Posted by Eric » Add Comment »
you will all enjoy merriam-webster’s word-of-the-day from august 14 because of its greek roots, AND because of the ‘did you know?’ section which discusses new latin. thus, i present it to you:
xenophobia \zen-uh-FOH-bee-uh\ noun
: fear and hatred of strangers or foreigners or of anything that is strange or foreign
I always thought it was odd that Gene, whose xenophobia precluded travel beyond the state border, chose to become a travel agent.
Did you know?

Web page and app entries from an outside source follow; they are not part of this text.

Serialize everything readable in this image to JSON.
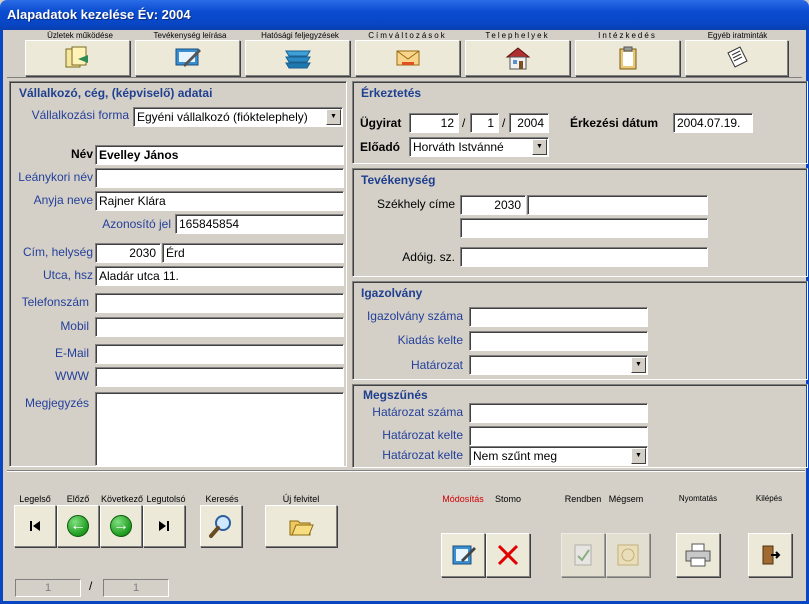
{
  "window": {
    "title": "Alapadatok kezelése Év: 2004"
  },
  "toolbar": [
    {
      "label": "Üzletek működése",
      "icon": "documents-icon"
    },
    {
      "label": "Tevékenység leírása",
      "icon": "edit-document-icon"
    },
    {
      "label": "Hatósági feljegyzések",
      "icon": "stacked-trays-icon"
    },
    {
      "label": "Címváltozások",
      "icon": "envelope-icon"
    },
    {
      "label": "Telephelyek",
      "icon": "house-icon"
    },
    {
      "label": "Intézkedés",
      "icon": "clipboard-icon"
    },
    {
      "label": "Egyéb iratminták",
      "icon": "papers-icon"
    }
  ],
  "left": {
    "section_title": "Vállalkozó, cég, (képviselő) adatai",
    "forma_label": "Vállalkozási forma",
    "forma_value": "Egyéni vállalkozó (fióktelephely)",
    "nev_label": "Név",
    "nev_value": "Evelley János",
    "leanykori_label": "Leánykori név",
    "leanykori_value": "",
    "anyja_label": "Anyja neve",
    "anyja_value": "Rajner Klára",
    "azonosito_label": "Azonosító jel",
    "azonosito_value": "165845854",
    "cim_label": "Cím, helység",
    "irsz_value": "2030",
    "helyseg_value": "Érd",
    "utca_label": "Utca, hsz",
    "utca_value": "Aladár utca 11.",
    "telefon_label": "Telefonszám",
    "telefon_value": "",
    "mobil_label": "Mobil",
    "mobil_value": "",
    "email_label": "E-Mail",
    "email_value": "",
    "www_label": "WWW",
    "www_value": "",
    "megj_label": "Megjegyzés",
    "megj_value": ""
  },
  "erkeztetes": {
    "title": "Érkeztetés",
    "ugyirat_label": "Ügyirat",
    "ugyirat_1": "12",
    "sep": "/",
    "ugyirat_2": "1",
    "ugyirat_3": "2004",
    "datum_label": "Érkezési dátum",
    "datum_value": "2004.07.19.",
    "eloado_label": "Előadó",
    "eloado_value": "Horváth Istvánné"
  },
  "tevekenyseg": {
    "title": "Tevékenység",
    "szekhely_label": "Székhely címe",
    "szekhely_irsz": "2030",
    "szekhely_varos": "",
    "szekhely_utca": "",
    "adoig_label": "Adóig. sz.",
    "adoig_value": ""
  },
  "igazolvany": {
    "title": "Igazolvány",
    "szam_label": "Igazolvány száma",
    "szam_value": "",
    "kelte_label": "Kiadás kelte",
    "kelte_value": "",
    "hat_label": "Határozat",
    "hat_value": ""
  },
  "megszunes": {
    "title": "Megszűnés",
    "szam_label": "Határozat száma",
    "szam_value": "",
    "kelte_label": "Határozat kelte",
    "kelte_value": "",
    "kelte2_label": "Határozat kelte",
    "kelte2_value": "Nem szűnt meg"
  },
  "nav": {
    "legelso": "Legelső",
    "elozo": "Előző",
    "kovetkezo": "Következő",
    "legutolso": "Legutolsó",
    "kereses": "Keresés",
    "uj": "Új felvitel",
    "modositas": "Módosítás",
    "storno": "Stomo",
    "rendben": "Rendben",
    "megsem": "Mégsem",
    "nyomtatas": "Nyomtatás",
    "kilepes": "Kilépés"
  },
  "record": {
    "current": "1",
    "sep": "/",
    "total": "1"
  },
  "colors": {
    "title_bar": "#0846c4",
    "window_bg": "#d4d0c8",
    "label_blue": "#24409a",
    "storno_red": "#e00000"
  }
}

If you look back to the ancient Greek terms that underlie the word “xenophobia,” you’ll discover that xenophobic individuals are literally “stranger fearing.” “Xenophobia,” that elegant-sounding name for an aversion to persons unfamiliar, ultimately derives from two Greek terms: “xenos,” which can be translated as either “stranger” or “guest,” and “phobos,” which means either “fear” or “flight.” “Phobos” is the ultimate source of all English “-phobia” terms, but many of those were actually coined in English or New Latin using the combining form “-phobia” (which traces back to “phobos”). “Xenophobia” itself came to us by way of New Latin and first appeared in print in English in 1903.